“The thing that gets me the most frustrated is, everybody has this idea that because you hit in front of Barry all you see is fastballs. It’s totally not true. If you go back and look at the home runs I hit, I’d say at least 50 percent or even more were off breaking balls. It does help hitting ahead of them. It helps when you get into a hitter’s count, 2-0 or 3-1. Then you’ll get a fastball. Otherwise, they’re going to pitch you the way they normally do.”
Some things Aurilia can’t explain, like why he hit 25 homers after the All-Star break after he managed just 12 before it.
“To a certain extent I felt like Barry,” he said. “I felt like every other game or something I was hitting a home run, and I know that’s not me. I really don’t have any reason why I was doing it. Maybe I just got more mistake pitches than I did in the first half.”
Aurilia’s challenge, of course, is doing it again, rising to the bar he set in 2001, foiling the legions of skeptics who’ve turned Aurilia-doubting into a cottage industry.
He can always turn to his double-play mate for advice, for Kent’s career has had a similar progression. He, too, was an improving hitter who suddenly went berserk in 2000 and won the MVP. His numbers declined last year and he broke his hand in spring training this season.
Kent believes his breakout season made him a target for pitchers. The days when he could slip under their radar were over, and Kent surmises Aurilia will attract the same scrutiny.
“Pitchers have a better memory,” Kent said. “They’re like horses that have a memory that won’t quit.

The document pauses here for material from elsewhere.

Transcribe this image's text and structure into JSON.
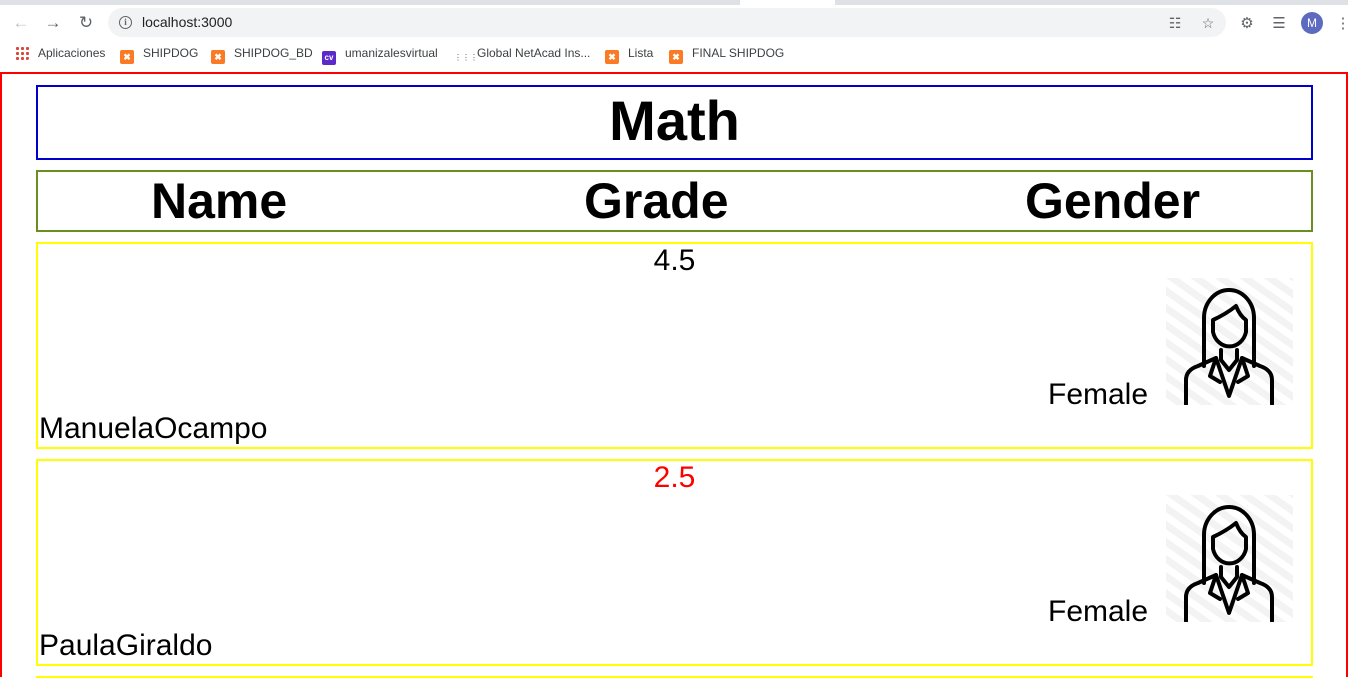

I don’t remember the home runs I’ve hit off pitchers, but pitchers remember just about every single one and every single situation in which you beat them. Once you beat a pitcher, he’s going to do everything he can to make up for that beating. He’s beaten quite a few pitchers now, and they feel they owe him back now, so it’s going to be tougher.”
If times get tough, Aurilia can always go home and relax in the kitchen, or spend time with his son. Raquel Aurilia said fatherhood has had a calming influence on Rich.
He’s not quite as sanguine about his detractors, who are still out there, certain that Aurilia is due for a letdown.
“That kind of stuff motivates me and pushes me harder,” he said. “Do I think I’ll have the numbers I had last year this year, or ever again? I don’t know. It all depends on circumstances and situations. At least now I know I’m confident I can do it again and I’m capable of doing it again because I did it once before.”
Power & Average At Short–Last
season, the Giants’ Rich Aurilia became the fifth shortstop
in major league history to hit 30 or more home runs and
maintain a .300 batting average in the same season when
he hit .324 with 37 homers. See chart below.
Year Player, Team HR BA
1958 Ernie Banks, Cubs 47 .313
1959 Ernie Banks, Cubs 45 .304
1991 Cal Ripken, Orioles 34 .323
1996 Alex Rodriguez, Mariners 36 .358
1997 Nomar Garciaparra, Red Sox 30 .306
1998 Nomar Garciaparra, Red Sox 35 .323
1998 Alex Rodriguez, Mariners 42 .310
2000 Alex Rodriguez, Mariners 41 .316
2001 Alex Rodriguez, Rangers 52 .318
2001 Rich Aurilia, Giants 37 .324
COPYRIGHT 2002 Century Publishing
COPYRIGHT 2002 Gale Group